Graduate Studies Office:
Main desk: ext. 35411
Disabled Students' Services ext. 84635
International Student Office: Advisor ext. 32814
Mature Student Services ext. 32429
Athletics and Recreation Services (PAC) ext. 35869
On Campus Housing Administration:
Columbia Lake Village ext. 33397
St. Paul‘s College 519.885.1460 ext. 212
Inquiries, Appointments ext. 32655
Ethical Behavior and Human Rights Office ext. 33765
Sexual Harassment Counselor ext. 32752
Chaplain's Office ext. 33633
GASP SURVIVAL GUIDE 49
Emergencies ext. 33544
Information ext. 33541
Appointments Only ext. 84096
Legal Resources ext. 84634
Ombudsperson ext. 32402
Human Rights Commission 1-800-387-9080
Information, Systems and Technology (i.e., Computing Services):
General Information ext. 35443
Computing Help and Information (CHIP) ext. 33456
Arts Consulting Office ext. 33190
UW Computer Store 888-4636 or ext.
Dana Porter (Arts) Library ext. 32619
Bookstore ext. 32902
Associations and Activities:
Graduate Student Association ext. 33634
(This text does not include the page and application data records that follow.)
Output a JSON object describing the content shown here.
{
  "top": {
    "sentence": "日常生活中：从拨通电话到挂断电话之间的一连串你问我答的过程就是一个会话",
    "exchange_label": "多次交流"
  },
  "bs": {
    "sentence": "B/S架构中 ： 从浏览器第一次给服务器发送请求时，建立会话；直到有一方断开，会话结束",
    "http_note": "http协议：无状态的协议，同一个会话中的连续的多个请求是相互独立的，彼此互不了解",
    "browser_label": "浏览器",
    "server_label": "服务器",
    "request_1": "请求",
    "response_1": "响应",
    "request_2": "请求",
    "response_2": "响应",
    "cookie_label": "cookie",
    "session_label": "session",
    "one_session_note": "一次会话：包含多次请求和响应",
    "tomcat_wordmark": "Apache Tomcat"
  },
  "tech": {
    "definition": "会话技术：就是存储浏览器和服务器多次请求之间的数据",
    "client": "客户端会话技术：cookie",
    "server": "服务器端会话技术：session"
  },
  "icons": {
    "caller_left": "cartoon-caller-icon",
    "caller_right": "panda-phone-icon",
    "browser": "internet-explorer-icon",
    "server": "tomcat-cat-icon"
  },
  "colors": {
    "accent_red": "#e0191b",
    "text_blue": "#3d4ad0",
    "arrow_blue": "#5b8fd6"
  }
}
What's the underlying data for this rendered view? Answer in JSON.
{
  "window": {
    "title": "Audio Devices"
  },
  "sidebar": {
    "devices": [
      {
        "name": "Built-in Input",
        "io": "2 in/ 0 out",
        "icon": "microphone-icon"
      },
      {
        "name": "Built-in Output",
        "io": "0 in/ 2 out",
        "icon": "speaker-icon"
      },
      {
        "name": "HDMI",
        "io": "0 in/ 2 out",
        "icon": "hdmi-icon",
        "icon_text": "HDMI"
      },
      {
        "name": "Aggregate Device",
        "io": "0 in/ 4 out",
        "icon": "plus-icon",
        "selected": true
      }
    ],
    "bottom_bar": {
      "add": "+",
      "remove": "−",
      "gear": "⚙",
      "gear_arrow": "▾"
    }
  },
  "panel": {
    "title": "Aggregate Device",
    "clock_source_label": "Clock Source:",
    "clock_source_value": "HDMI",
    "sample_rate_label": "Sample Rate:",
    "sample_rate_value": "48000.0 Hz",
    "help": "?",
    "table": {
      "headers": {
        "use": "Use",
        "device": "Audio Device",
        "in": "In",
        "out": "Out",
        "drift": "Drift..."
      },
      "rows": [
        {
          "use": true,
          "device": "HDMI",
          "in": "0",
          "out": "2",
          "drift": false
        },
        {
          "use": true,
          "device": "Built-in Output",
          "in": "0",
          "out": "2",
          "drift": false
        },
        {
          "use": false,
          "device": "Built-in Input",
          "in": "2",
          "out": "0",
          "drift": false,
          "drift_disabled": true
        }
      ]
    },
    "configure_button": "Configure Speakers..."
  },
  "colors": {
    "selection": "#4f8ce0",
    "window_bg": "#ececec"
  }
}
Airways Transit (In Kitchener/Waterloo) 886-2121
Kitchener Transit 741-2525
AND WELCOME TO THE CLUB!